Strategy developed to power finance ‘engine’ of economy
A BLUEPRINT to power the ‘engine’ of the Guernsey economy – the finance sector – in the coming years has been published.
The finance sector policy framework has been developed by Economic Development and industry body Guernsey Finance with the goal of building on the industry’s existing strengths and wider trends.
It sets out priorities to ensure a flourishing sector, which include green and sustainable finance as well as family office and private wealth services. Fintech, funds – global distribution and product development – along with wealth management, investment and brokerage services have also been identified as priorities.
The framework also incorporates approaches and objectives to other sectors including insurance and pensions as well as setting out a clear geographic focus for development.
It forms part of the economic development strategy set out by Economic Development and approved by the States in June 2018. The strategy has been developed by Guernsey Finance in partnership with business through working groups – made up of industry, government and the regulator – to ensure a jurisdiction-wide approach.
‘Financial services are the engine of our economy. A decade after the financial crisis and with Brexit looming, we felt it was right to review our strategy for the finance sector in Guernsey,’ said Charles Parkinson, president of Economic Development.
‘It sets out our priorities, principles, objectives and approach to deliver continued growth and innovation in the sector going forward, and demonstrates that Guernsey remains a premier league finance centre that is avowedly open for business.’
Deputy Lyndon Trott, Guernsey Finance chairman, said the island’s specialist finance sector played an important role in the global economy, connecting investors and markets. Guernsey also had proven its credentials as a responsible global finance centre with an ‘impeccable’ track record and commitment to transparency.
‘The global economy continues to provide challenge and opportunity.
‘Competition is fiercer, the regulatory environment tougher,’ he added.
‘We are not complacent because we know that to remain successful, we must ensure that we continue to create the best conditions on-island for firms to succeed. To do that, it is important that we set out this clear strategy for future competitiveness.’
David Oxburgh, chairman of the Guernsey International Business Association, said the framework and work streams within it had been informed through close engagement with industry on opportunities for the finance sector.

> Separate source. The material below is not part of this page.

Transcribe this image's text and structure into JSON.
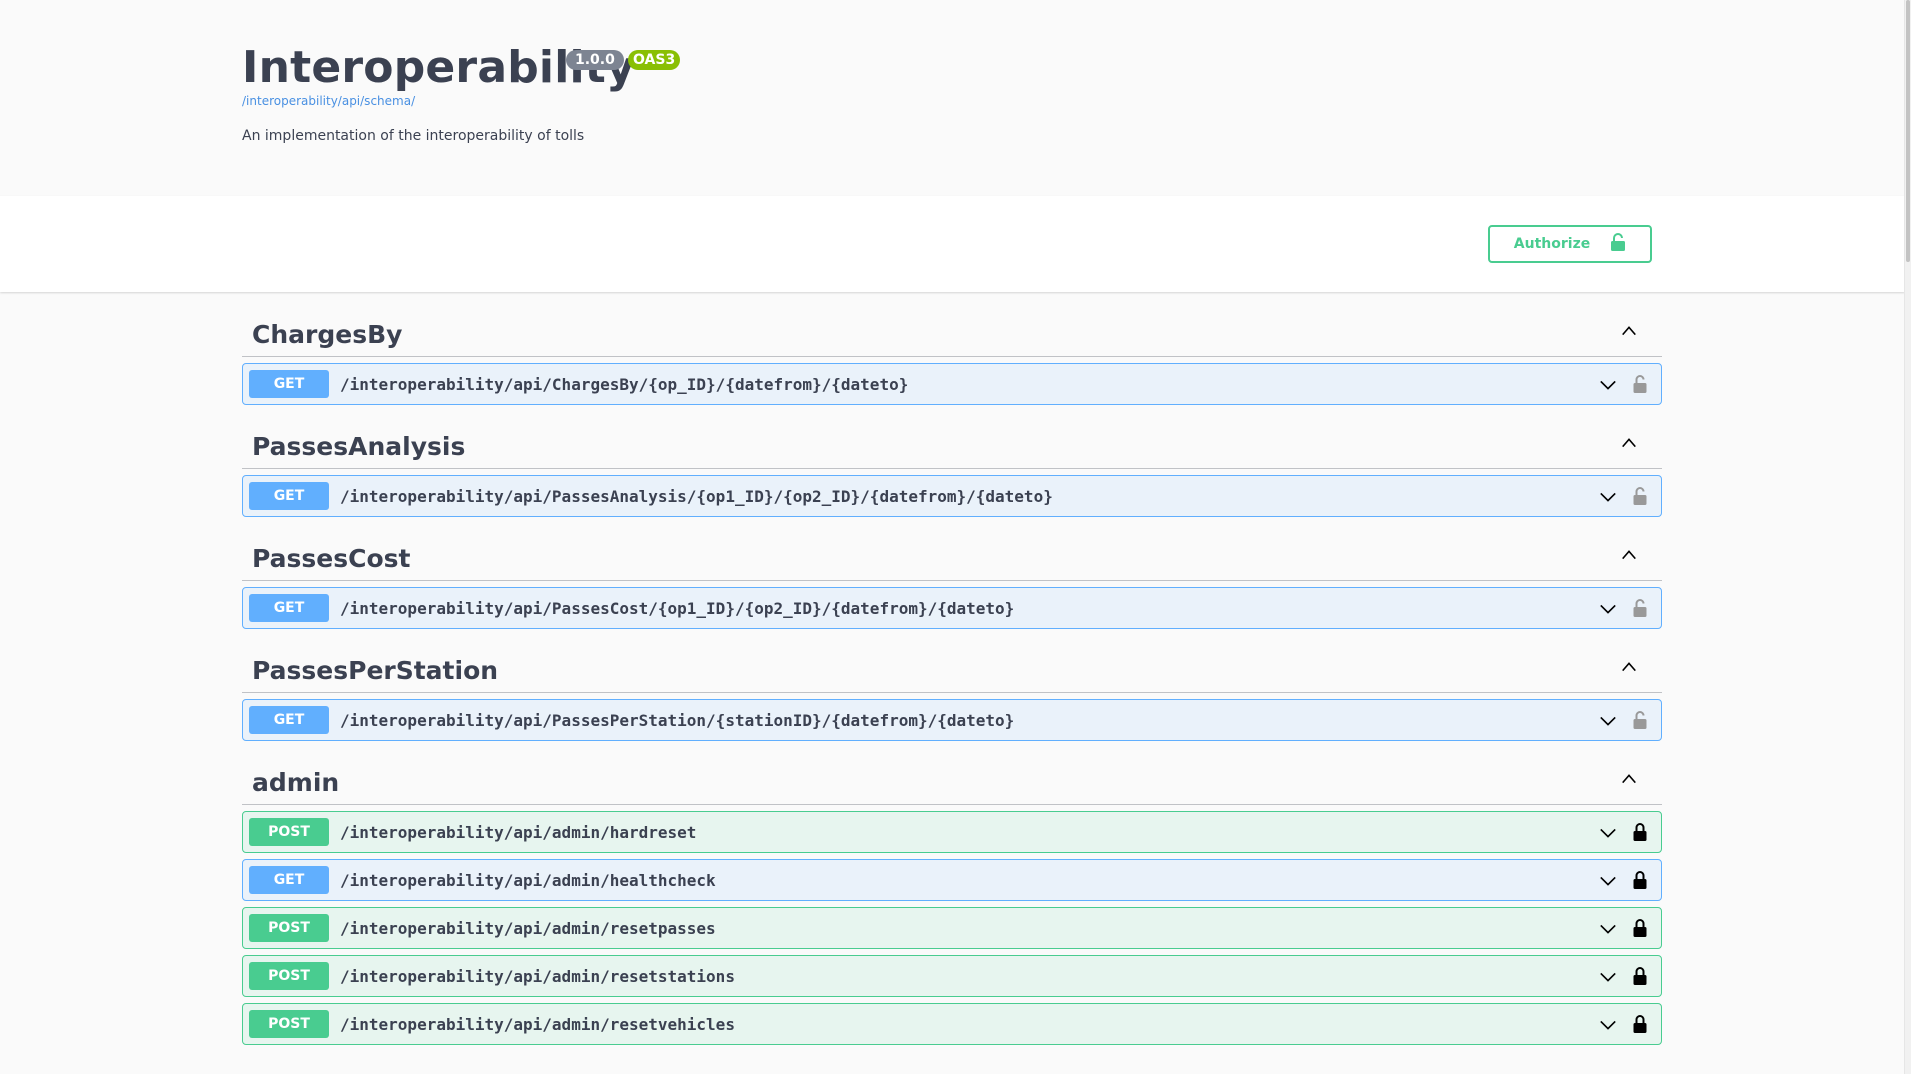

With work already moving forward, including on green finance, he added: ‘Giba welcomes the approach of Guernsey Finance and the Committee for Economic Development to build a partnership with industry in order to grow the finance sector, which in turn will deliver sustainable benefits and prosperity to Guernsey.’
A steering group, chaired by Andy Sloan, deputy chief executive, strategy, Guernsey Finance, will advise on the ongoing development of strategy and report on progress to Economic Development and the finance sector forum. Its first meeting will be in January next year.
It will also look to ensure its approach is aligned with other government steering groups, such as Digital Guernsey.